Six years have gone by since Congress last passed a substantial bill to bolster the Highway Trust Fund. The longest-term fix in that time came in 2012, when funding for two years was approved.
Now, America is working on a two-month extension that runs out at the end of July.
It’s to a point where the Montana Department of Transportation took the occasion of its annual Good Roads Day on Tuesday to warn how bad the road ahead could get.
For every dollar MDT spends on road construction projects and the like, 87 cents come from a federal fund, MDT director Mike Tooley said in a news release. Money for the fund comes from a nationwide gas tax that has remained at 18.4 cents per gallon since 1993, while costs of keeping up the state’s roads and bridges keep rising.
“Available highway funding will cover less than a third of Montana’s projected $15.8 billion in transportation infrastructure needs over the next decade,” Tooley warned.
Good Roads Day usually flies low on the state government radar. It was designated by the Legislature in 1947 for the third Tuesday of each June, empowering the governor to “request the people of the state to contribute toward the improvement and safety of public highways.”
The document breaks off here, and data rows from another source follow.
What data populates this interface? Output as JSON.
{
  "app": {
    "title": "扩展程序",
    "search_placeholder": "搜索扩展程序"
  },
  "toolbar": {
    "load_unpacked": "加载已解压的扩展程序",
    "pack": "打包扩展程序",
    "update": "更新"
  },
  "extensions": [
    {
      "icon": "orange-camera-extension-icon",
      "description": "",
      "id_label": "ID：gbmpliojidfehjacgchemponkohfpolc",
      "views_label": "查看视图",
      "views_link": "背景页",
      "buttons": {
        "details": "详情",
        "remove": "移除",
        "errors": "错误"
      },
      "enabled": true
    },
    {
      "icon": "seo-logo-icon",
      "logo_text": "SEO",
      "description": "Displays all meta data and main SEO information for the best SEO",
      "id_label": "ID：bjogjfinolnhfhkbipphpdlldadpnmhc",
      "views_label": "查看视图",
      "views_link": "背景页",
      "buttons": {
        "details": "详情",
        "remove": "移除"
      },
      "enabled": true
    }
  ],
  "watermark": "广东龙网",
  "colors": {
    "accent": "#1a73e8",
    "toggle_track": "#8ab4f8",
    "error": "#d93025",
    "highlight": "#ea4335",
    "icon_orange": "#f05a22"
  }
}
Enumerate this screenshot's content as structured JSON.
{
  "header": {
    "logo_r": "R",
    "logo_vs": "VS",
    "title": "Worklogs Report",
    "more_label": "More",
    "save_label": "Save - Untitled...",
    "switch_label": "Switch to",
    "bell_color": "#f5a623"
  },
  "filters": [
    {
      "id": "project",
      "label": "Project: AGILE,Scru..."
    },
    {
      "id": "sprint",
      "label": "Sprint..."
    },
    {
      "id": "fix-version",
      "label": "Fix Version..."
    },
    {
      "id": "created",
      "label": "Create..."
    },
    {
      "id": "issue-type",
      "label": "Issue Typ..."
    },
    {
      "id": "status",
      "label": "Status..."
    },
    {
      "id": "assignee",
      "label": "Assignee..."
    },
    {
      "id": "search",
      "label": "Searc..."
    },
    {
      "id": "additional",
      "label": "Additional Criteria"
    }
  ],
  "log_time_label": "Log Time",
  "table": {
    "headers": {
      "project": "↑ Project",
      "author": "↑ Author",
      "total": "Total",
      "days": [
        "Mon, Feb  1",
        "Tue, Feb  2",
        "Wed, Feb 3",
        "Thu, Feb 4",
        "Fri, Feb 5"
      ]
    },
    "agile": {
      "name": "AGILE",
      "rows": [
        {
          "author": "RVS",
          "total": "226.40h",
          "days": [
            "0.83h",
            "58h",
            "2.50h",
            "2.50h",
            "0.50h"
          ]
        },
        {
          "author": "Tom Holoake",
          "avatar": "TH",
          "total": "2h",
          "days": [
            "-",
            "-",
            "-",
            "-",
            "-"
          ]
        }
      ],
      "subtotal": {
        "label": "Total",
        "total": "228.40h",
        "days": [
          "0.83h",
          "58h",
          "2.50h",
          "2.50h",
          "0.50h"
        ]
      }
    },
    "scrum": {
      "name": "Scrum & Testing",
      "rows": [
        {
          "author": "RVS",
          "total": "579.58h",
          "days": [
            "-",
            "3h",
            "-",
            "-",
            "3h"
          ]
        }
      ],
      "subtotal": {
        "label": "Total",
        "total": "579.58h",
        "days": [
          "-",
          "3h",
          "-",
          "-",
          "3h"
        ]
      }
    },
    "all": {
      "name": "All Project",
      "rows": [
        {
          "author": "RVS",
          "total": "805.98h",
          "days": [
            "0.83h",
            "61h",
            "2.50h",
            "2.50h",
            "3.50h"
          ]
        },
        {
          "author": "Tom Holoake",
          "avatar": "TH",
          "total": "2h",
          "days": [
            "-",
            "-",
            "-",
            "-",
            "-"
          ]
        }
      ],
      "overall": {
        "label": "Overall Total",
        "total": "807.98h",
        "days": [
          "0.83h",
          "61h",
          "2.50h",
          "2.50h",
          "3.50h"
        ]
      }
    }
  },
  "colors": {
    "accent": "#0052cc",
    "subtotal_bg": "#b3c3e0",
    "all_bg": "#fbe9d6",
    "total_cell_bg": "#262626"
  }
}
The transportation department celebrated its centennial on Good Roads Day two years ago. But this one came with a flashing warning sign.
“This is the first time MDT is alerting Montanans that if the transportation funding picture doesn’t change, we are going to start seeing changes in the good roads Montanans have come to expect,” said MDT spokeswoman Charity Watt.
People-light Montana relies heavily on federal dollars to keep its miles-heavy public road system in shape, said Lynn Zanto, MDT’s transportation planning administrator.
“Why we feel it’s a big deal this year is revenues are not keeping up with our needs,” she said. “That has sort of been long term and a building issue, but the gap’s only going to get bigger.”
Ed Toavs paints an immediate face on the problem.
MDT’s Missoula district administrator said congressional funding or not, he’s committed to starting construction on the northern half of the U.S. Highway 93 bypass in Kalispell this fall.
“We have quite a bit of money invested in that,” Toavs said. “What it does is set all of our other planned projects back a year.”
The 10 miles of rough interstate between the Wye and Frenchtown ... Russell Street replacement and roundabouts at the Van Buren and Orange Street off-ramps in Missoula ... pavement preservation projects across western Montana ... all are pressing needs that stand to be delayed, Toavs said.
Even if federal funding is renewed at the same rate, he added, “we have all these concerns we’re not able to address."
“One great example are the I-90 piers in the (Blackfoot River) at Milltown. That’s a $15 million job to go replace them with two new bridges so you won't have piers obstructing the river flow," Toavs said. "I don’t even have that planned in the five-year red book. Sooner or later, that’s something that needs to be addressed.”
He’s worked in other districts of the state, and Toavs said he’s convinced the Missoula district has the most to lose when federal funds are cut or frozen.
“Not only do we have lots of road over here, we have a lot of traffic,” he said.
And it’s not just I-90 traffic.
Traffic engineers who studied Highway 93 from Hamilton to Whitefish found that every five-mile increment carries at least 5,000 cars a day. Reserve Street through Missoula gets 43,000, and Highway 93 through Kalispell is at 35,000, and many more when summer hits.
“You will not find a section of road in the state that has 200 miles of 5,000 cars a day,” Toavs said. “Not even on interstate. It calls into play (the question), what are we going to do about that capacity?”
Adding more lanes is only part of the picture, he said.
“How are the roads and bridges holding up to this increased traffic that we didn’t have 10 or 20 years ago? Its something that’s always on my mind. It’s an issue that needs to be addressed.”
"MDT is asking everyone to take this Good Roads Day to appreciate how transportation enhances quality of life," Tooley concluded in the news release. "But be prepared if the road gets a little rough in the future."